Holyrood’s Finance and Public Administration Committee has warned that Scotland’s public finances are likely to face increased pressure next year and beyond.
While forecasts show increasing optimism that the Scottish economy will return to pre-pandemic levels by mid-2022, emerging evidence suggests that the recovery and economic performance in Scotland is not as strong as in the UK as a whole - primarily due to a reduction in oil and gas activity.
The effect is likely to put more pressure on Scotland's public finances, according to the committee’s Budget Scrutiny Report.
Furthermore, with UK Government capital grants down by 9.7%, borrowing to the £450 million maximum permitted is required to enable a 1.2% increase in infrastructure expenditure after inflation.
The Scottish Budget is limited by the forecasts of the independent Scottish Fiscal Commission (SFC), beyond which the Finance Secretary cannot go.
In evidence the SFC said: “The overall Scottish Budget in 2022-23 is 2.6% lower than in 2021. After accounting for inflation, the reduction is 5.2%.”
The committee says more work is needed to understand what lies behind these economic and demographic trends and how best they can be addressed.
Today’s report explores the issues in more detail. Next week sees the Stage 1 debate of the government’s Budget Bill.
Finance & Public Administration Committee Convener Kenneth Gibson MSP said:
“The Committee agrees with the Scottish Government that it faces a challenging year, with further decreases in resource expenditure in the two years that follow.
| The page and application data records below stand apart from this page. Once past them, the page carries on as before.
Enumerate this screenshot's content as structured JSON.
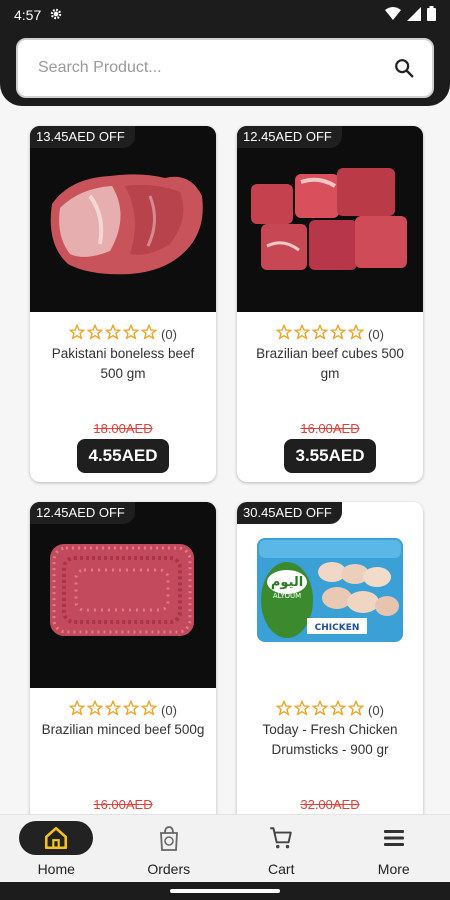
{
  "status_bar": {
    "time": "4:57",
    "icons": [
      "gear-icon",
      "wifi-icon",
      "signal-icon",
      "battery-icon"
    ]
  },
  "search": {
    "placeholder": "Search Product..."
  },
  "colors": {
    "accent": "#f4c21b",
    "dark": "#1c1c1c",
    "strike_price": "#e0403a",
    "star": "#f0a020"
  },
  "products": [
    {
      "badge": "13.45AED OFF",
      "rating_count": "(0)",
      "name": "Pakistani boneless beef 500 gm",
      "old_price": "18.00AED",
      "price": "4.55AED",
      "image": "boneless-beef-image"
    },
    {
      "badge": "12.45AED OFF",
      "rating_count": "(0)",
      "name": "Brazilian beef cubes 500 gm",
      "old_price": "16.00AED",
      "price": "3.55AED",
      "image": "beef-cubes-image"
    },
    {
      "badge": "12.45AED OFF",
      "rating_count": "(0)",
      "name": "Brazilian minced beef 500g",
      "old_price": "16.00AED",
      "price": "",
      "image": "minced-beef-image"
    },
    {
      "badge": "30.45AED OFF",
      "rating_count": "(0)",
      "name": "Today - Fresh Chicken Drumsticks - 900 gr",
      "old_price": "32.00AED",
      "price": "",
      "image": "chicken-drumsticks-image",
      "package_text": {
        "brand_arabic": "اليوم",
        "brand": "ALYOUM",
        "product": "CHICKEN"
      }
    }
  ],
  "nav": [
    {
      "label": "Home",
      "icon": "home-icon",
      "active": true
    },
    {
      "label": "Orders",
      "icon": "orders-icon",
      "active": false
    },
    {
      "label": "Cart",
      "icon": "cart-icon",
      "active": false
    },
    {
      "label": "More",
      "icon": "menu-icon",
      "active": false
    }
  ]
}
“It’s clear that with UK Government grants continuing to decline, further fiscal flexibility for Scotland must be considered. Borrowing limits are too constrained and are being eroded by inflation. Tax rates remain unchanged but, as in the rest of the UK, inflation will bring more people into higher bands.
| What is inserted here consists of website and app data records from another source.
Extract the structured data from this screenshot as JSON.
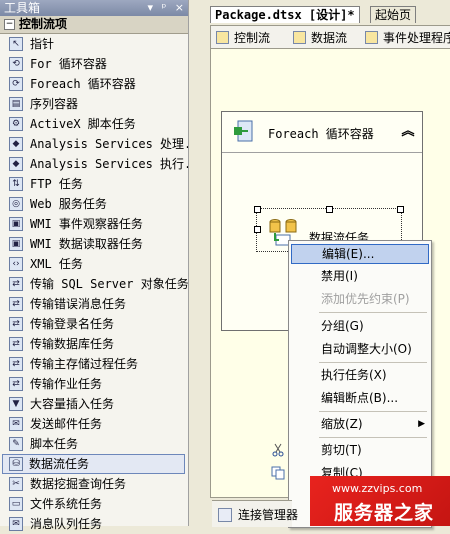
{
  "toolbox": {
    "title": "工具箱",
    "title_buttons": [
      "▾",
      "ᵖ",
      "×"
    ],
    "section": "控制流项",
    "section_toggle": "−",
    "items": [
      {
        "label": "指针",
        "icon": "pointer-icon",
        "glyph": "↖"
      },
      {
        "label": "For 循环容器",
        "icon": "for-loop-icon",
        "glyph": "⟲"
      },
      {
        "label": "Foreach 循环容器",
        "icon": "foreach-loop-icon",
        "glyph": "⟳"
      },
      {
        "label": "序列容器",
        "icon": "sequence-container-icon",
        "glyph": "▤"
      },
      {
        "label": "ActiveX 脚本任务",
        "icon": "activex-script-icon",
        "glyph": "⚙"
      },
      {
        "label": "Analysis Services 处理...",
        "icon": "analysis-processing-icon",
        "glyph": "◆"
      },
      {
        "label": "Analysis Services 执行...",
        "icon": "analysis-execute-icon",
        "glyph": "◆"
      },
      {
        "label": "FTP 任务",
        "icon": "ftp-icon",
        "glyph": "⇅"
      },
      {
        "label": "Web 服务任务",
        "icon": "web-service-icon",
        "glyph": "◎"
      },
      {
        "label": "WMI 事件观察器任务",
        "icon": "wmi-event-icon",
        "glyph": "▣"
      },
      {
        "label": "WMI 数据读取器任务",
        "icon": "wmi-reader-icon",
        "glyph": "▣"
      },
      {
        "label": "XML 任务",
        "icon": "xml-icon",
        "glyph": "‹›"
      },
      {
        "label": "传输 SQL Server 对象任务",
        "icon": "transfer-objects-icon",
        "glyph": "⇄"
      },
      {
        "label": "传输错误消息任务",
        "icon": "transfer-errors-icon",
        "glyph": "⇄"
      },
      {
        "label": "传输登录名任务",
        "icon": "transfer-logins-icon",
        "glyph": "⇄"
      },
      {
        "label": "传输数据库任务",
        "icon": "transfer-database-icon",
        "glyph": "⇄"
      },
      {
        "label": "传输主存储过程任务",
        "icon": "transfer-procs-icon",
        "glyph": "⇄"
      },
      {
        "label": "传输作业任务",
        "icon": "transfer-jobs-icon",
        "glyph": "⇄"
      },
      {
        "label": "大容量插入任务",
        "icon": "bulk-insert-icon",
        "glyph": "▼"
      },
      {
        "label": "发送邮件任务",
        "icon": "send-mail-icon",
        "glyph": "✉"
      },
      {
        "label": "脚本任务",
        "icon": "script-icon",
        "glyph": "✎"
      },
      {
        "label": "数据流任务",
        "icon": "data-flow-icon",
        "glyph": "⛁",
        "selected": true
      },
      {
        "label": "数据挖掘查询任务",
        "icon": "data-mining-icon",
        "glyph": "✂"
      },
      {
        "label": "文件系统任务",
        "icon": "file-system-icon",
        "glyph": "▭"
      },
      {
        "label": "消息队列任务",
        "icon": "message-queue-icon",
        "glyph": "✉"
      }
    ]
  },
  "designer": {
    "doc_tabs": [
      "Package.dtsx [设计]*",
      "起始页"
    ],
    "sub_tabs": [
      "控制流",
      "数据流",
      "事件处理程序"
    ],
    "foreach_label": "Foreach 循环容器",
    "foreach_toggle": "≈",
    "task_label": "数据流任务",
    "connection_tab": "连接管理器"
  },
  "context_menu": {
    "items": [
      {
        "label": "编辑(E)...",
        "highlight": true
      },
      {
        "label": "禁用(I)"
      },
      {
        "label": "添加优先约束(P)",
        "disabled": true
      },
      {
        "label": "分组(G)"
      },
      {
        "label": "自动调整大小(O)"
      },
      {
        "label": "执行任务(X)"
      },
      {
        "label": "编辑断点(B)..."
      },
      {
        "label": "缩放(Z)",
        "submenu": true
      },
      {
        "label": "剪切(T)",
        "icon": "cut-icon"
      },
      {
        "label": "复制(C)",
        "icon": "copy-icon"
      }
    ]
  },
  "watermark": {
    "url": "www.zzvips.com",
    "name": "服务器之家"
  },
  "colors": {
    "highlight": "#316AC5",
    "canvas": "#FFFFE8",
    "watermark": "#D41B17"
  }
}
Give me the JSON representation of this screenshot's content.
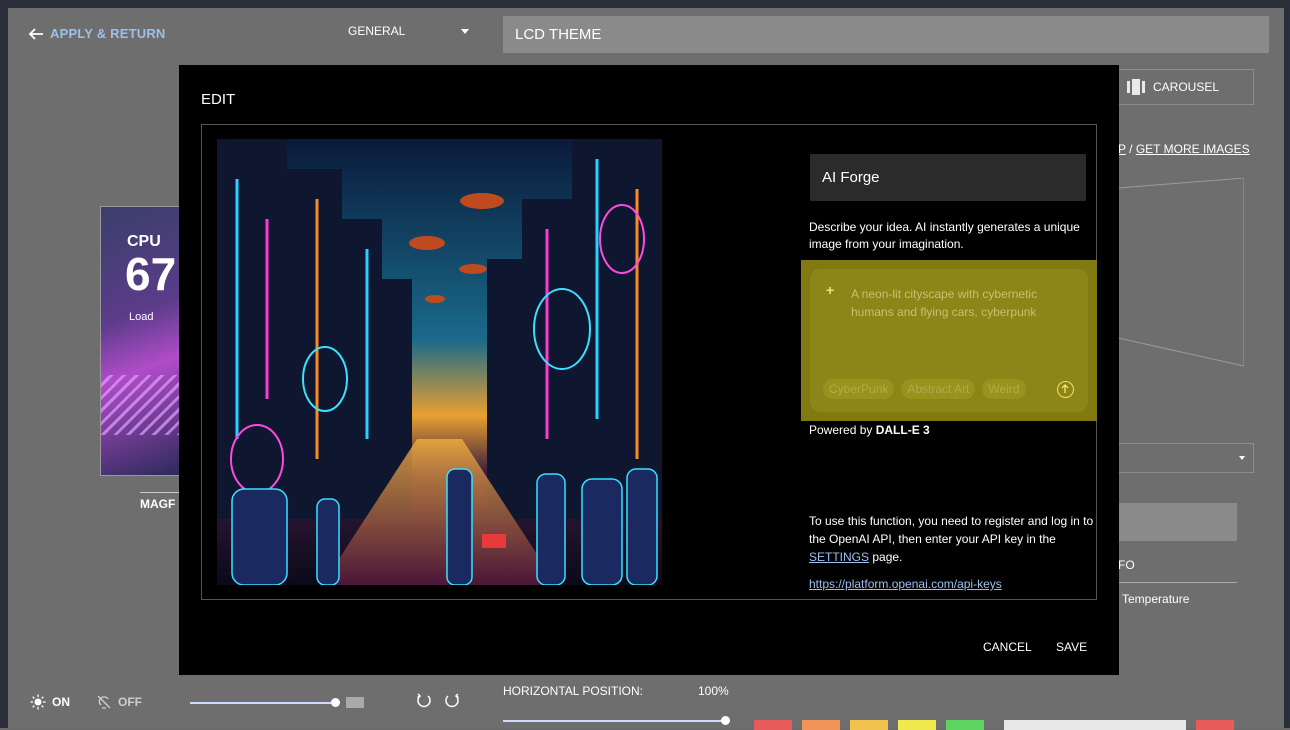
{
  "header": {
    "back_label": "APPLY & RETURN",
    "category_select": "GENERAL",
    "theme_name": "LCD THEME"
  },
  "right_panel": {
    "carousel_label": "CAROUSEL",
    "link_partial": "P",
    "link_separator": "/",
    "get_more_images": "GET MORE IMAGES",
    "info_label": "FO",
    "temperature_label": "Temperature"
  },
  "theme_card": {
    "cpu_label": "CPU",
    "value": "67",
    "load_label": "Load",
    "name": "MAGF"
  },
  "bottom_bar": {
    "on_label": "ON",
    "off_label": "OFF",
    "horizontal_position_label": "HORIZONTAL POSITION:",
    "horizontal_position_value": "100%",
    "swatch_colors": [
      "#e85b5b",
      "#f0945a",
      "#f2c24e",
      "#f0ea4e",
      "#5fd35f"
    ]
  },
  "modal": {
    "title": "EDIT",
    "panel_title": "AI Forge",
    "description": "Describe your idea. AI instantly generates a unique image from your imagination.",
    "prompt_placeholder": "A neon-lit cityscape with cybernetic humans and flying cars, cyberpunk",
    "chips": [
      "CyberPunk",
      "Abstract Art",
      "Weird"
    ],
    "powered_prefix": "Powered by",
    "powered_engine": "DALL-E 3",
    "info_before": "To use this function, you need to register and log in to the OpenAI API, then enter your API key in the",
    "settings_link": "SETTINGS",
    "info_after": "page.",
    "api_link": "https://platform.openai.com/api-keys",
    "cancel_label": "CANCEL",
    "save_label": "SAVE",
    "highlight_color": "#807a10"
  }
}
“To ensure Scotland’s public finances are placed on a more sustainable footing, productivity, wage growth, demographic change and labour market participation should be a key focus for Scottish Ministers.
“Transparency in the full and timely presentation of figures is also essential, particularly regarding COVID-19 funding, how it is allocated both by the UK Government and subsequently by Scottish Ministers, and the impact of this expenditure.
“As part of the Fiscal Framework review, both the UK and Scottish governments must consider and agree a process by which Barnett consequentials are clearly communicated, to bring greater certainty over what is ‘new’ and what is ‘reprofiled’ money.”
Read the Finance & Public Administration Committee’s budget scrutiny here:
Budget Scrutiny 2022-23 | Scottish Parliament